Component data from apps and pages
+ + + + +

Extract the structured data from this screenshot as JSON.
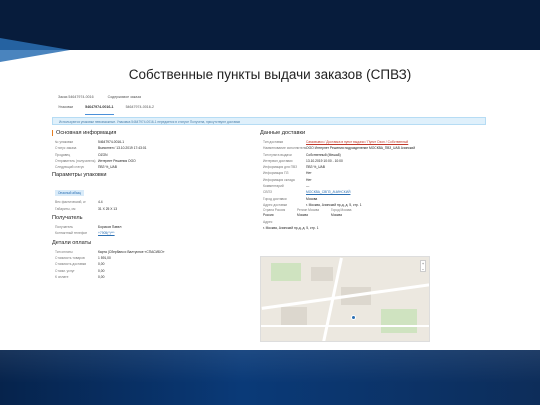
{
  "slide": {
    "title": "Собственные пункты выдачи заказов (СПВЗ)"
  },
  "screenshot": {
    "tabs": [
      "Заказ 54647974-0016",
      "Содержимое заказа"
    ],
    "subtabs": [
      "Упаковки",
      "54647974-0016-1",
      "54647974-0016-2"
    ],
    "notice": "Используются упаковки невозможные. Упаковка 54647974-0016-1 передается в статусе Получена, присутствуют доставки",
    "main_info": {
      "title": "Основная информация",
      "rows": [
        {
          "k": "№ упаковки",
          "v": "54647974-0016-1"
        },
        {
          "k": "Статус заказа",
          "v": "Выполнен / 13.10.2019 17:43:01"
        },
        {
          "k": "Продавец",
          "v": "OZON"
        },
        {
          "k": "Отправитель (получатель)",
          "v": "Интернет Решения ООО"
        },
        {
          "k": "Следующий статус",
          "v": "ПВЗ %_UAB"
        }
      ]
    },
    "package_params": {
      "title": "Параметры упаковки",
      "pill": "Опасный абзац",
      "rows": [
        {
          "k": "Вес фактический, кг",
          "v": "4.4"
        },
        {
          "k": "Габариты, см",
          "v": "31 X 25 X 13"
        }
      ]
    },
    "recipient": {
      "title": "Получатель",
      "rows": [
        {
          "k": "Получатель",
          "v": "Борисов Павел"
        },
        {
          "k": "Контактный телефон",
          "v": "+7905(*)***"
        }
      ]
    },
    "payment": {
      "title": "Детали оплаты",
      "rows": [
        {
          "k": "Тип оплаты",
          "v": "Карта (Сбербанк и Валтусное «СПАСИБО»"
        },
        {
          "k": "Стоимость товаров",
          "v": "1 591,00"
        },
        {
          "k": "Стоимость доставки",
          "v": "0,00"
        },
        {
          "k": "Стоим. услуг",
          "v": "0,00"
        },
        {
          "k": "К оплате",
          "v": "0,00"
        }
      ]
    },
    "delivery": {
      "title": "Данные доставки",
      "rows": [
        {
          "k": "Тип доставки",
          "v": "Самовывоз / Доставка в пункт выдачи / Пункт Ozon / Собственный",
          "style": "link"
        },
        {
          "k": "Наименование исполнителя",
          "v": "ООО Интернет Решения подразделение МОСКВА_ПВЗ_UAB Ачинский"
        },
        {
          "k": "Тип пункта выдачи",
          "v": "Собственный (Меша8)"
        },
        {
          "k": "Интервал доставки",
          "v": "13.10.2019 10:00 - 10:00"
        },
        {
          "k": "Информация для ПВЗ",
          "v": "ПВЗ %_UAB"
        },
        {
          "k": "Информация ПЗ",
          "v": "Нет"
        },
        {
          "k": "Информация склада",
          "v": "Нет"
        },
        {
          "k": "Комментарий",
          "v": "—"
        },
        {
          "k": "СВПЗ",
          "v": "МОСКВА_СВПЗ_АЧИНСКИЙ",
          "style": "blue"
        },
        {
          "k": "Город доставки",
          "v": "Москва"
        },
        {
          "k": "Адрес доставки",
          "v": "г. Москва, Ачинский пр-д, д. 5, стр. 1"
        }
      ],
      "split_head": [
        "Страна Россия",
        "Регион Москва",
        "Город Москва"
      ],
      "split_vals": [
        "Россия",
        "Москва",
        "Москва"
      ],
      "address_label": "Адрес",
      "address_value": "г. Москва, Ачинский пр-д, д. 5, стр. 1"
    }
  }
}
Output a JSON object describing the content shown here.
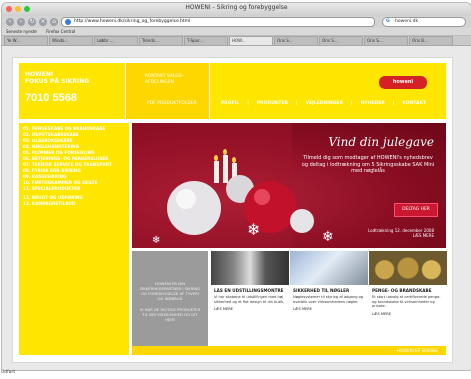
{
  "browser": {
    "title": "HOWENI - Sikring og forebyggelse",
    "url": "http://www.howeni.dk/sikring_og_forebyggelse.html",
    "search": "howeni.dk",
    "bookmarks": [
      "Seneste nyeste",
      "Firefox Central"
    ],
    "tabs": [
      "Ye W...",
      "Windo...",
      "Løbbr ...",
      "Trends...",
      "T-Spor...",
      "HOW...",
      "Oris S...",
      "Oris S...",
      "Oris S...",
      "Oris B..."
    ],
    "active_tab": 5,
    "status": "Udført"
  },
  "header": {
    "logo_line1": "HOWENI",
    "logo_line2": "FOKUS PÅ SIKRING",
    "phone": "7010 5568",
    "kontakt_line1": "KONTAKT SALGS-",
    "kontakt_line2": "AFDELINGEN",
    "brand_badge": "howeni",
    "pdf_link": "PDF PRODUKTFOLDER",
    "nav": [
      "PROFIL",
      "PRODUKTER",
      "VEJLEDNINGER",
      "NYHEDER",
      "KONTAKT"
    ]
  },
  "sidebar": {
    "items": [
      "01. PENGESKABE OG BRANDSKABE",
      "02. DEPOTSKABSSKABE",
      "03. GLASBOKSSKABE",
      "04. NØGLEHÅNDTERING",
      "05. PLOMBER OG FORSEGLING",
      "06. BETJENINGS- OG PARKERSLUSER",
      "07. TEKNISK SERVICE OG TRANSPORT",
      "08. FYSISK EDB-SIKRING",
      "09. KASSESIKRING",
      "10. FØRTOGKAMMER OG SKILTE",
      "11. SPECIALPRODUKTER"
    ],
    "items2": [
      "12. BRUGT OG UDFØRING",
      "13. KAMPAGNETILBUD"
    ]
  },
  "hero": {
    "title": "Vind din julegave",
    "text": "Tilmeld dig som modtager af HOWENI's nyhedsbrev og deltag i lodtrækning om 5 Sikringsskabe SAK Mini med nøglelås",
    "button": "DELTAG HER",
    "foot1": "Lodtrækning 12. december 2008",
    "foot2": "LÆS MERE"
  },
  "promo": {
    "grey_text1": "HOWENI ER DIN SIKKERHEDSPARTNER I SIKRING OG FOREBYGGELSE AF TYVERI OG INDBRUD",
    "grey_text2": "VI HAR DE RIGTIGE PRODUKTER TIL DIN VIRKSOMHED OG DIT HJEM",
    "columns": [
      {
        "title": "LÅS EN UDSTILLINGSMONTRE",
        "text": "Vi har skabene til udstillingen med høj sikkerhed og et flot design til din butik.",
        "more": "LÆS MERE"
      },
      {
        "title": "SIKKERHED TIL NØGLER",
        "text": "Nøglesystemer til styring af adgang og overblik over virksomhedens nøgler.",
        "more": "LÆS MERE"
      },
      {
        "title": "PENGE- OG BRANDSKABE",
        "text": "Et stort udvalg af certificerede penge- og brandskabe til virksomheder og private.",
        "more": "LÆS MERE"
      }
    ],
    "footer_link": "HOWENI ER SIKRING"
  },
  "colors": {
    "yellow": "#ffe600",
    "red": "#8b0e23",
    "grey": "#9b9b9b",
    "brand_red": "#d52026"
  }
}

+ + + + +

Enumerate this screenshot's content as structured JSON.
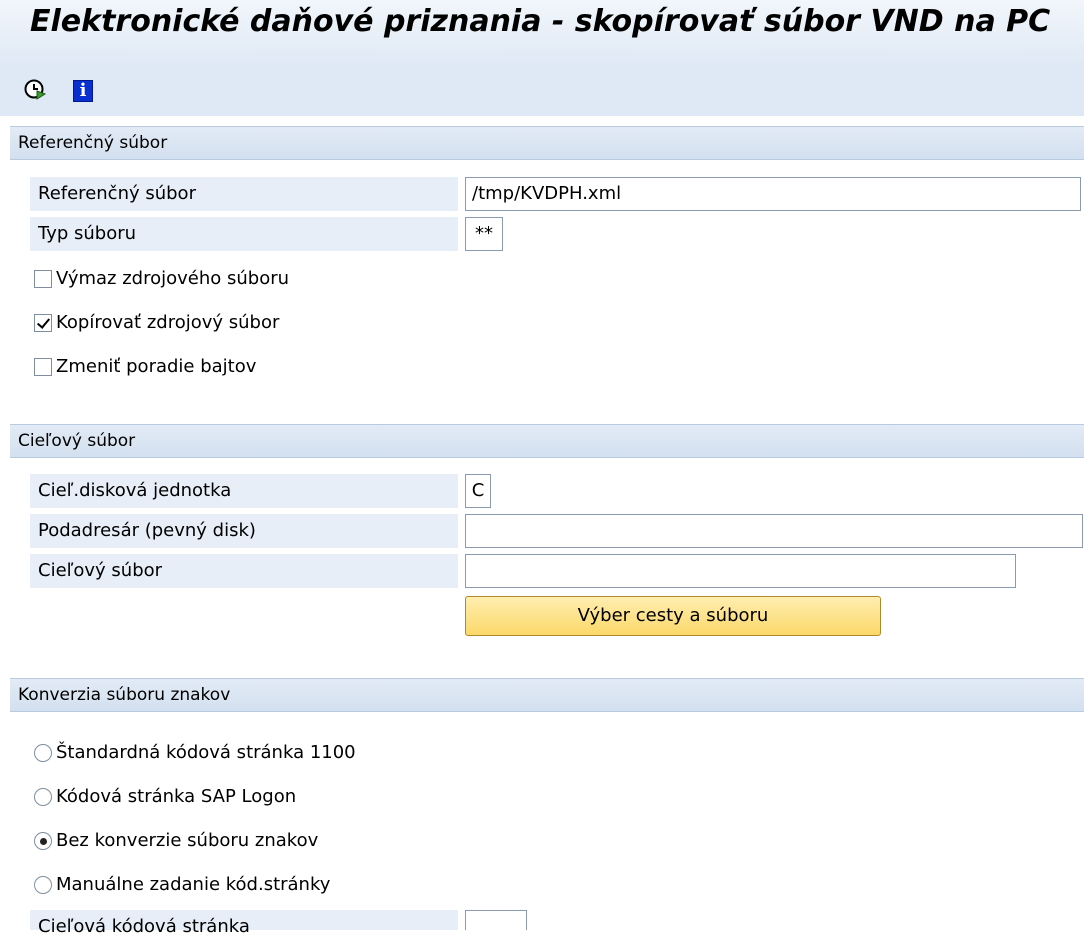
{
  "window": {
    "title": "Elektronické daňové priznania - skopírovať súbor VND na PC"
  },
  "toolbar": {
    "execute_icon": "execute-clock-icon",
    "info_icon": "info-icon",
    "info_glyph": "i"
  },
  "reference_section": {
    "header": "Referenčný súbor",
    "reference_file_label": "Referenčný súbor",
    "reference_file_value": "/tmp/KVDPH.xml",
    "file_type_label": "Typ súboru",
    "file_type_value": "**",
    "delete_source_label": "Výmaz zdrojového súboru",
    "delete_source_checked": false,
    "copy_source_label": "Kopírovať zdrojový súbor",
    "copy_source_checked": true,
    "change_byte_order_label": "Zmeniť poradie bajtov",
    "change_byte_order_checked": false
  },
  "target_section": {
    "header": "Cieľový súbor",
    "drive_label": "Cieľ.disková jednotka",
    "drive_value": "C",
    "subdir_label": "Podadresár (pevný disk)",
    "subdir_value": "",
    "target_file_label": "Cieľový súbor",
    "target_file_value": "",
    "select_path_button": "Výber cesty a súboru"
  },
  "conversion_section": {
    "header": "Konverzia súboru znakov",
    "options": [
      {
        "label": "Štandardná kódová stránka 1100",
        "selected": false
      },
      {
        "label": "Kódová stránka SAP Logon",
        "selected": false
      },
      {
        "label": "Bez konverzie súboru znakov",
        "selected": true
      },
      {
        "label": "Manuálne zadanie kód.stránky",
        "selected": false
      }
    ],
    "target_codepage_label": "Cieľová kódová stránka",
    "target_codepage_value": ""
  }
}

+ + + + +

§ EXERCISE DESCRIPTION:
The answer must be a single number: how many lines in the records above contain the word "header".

§ RESULT:
4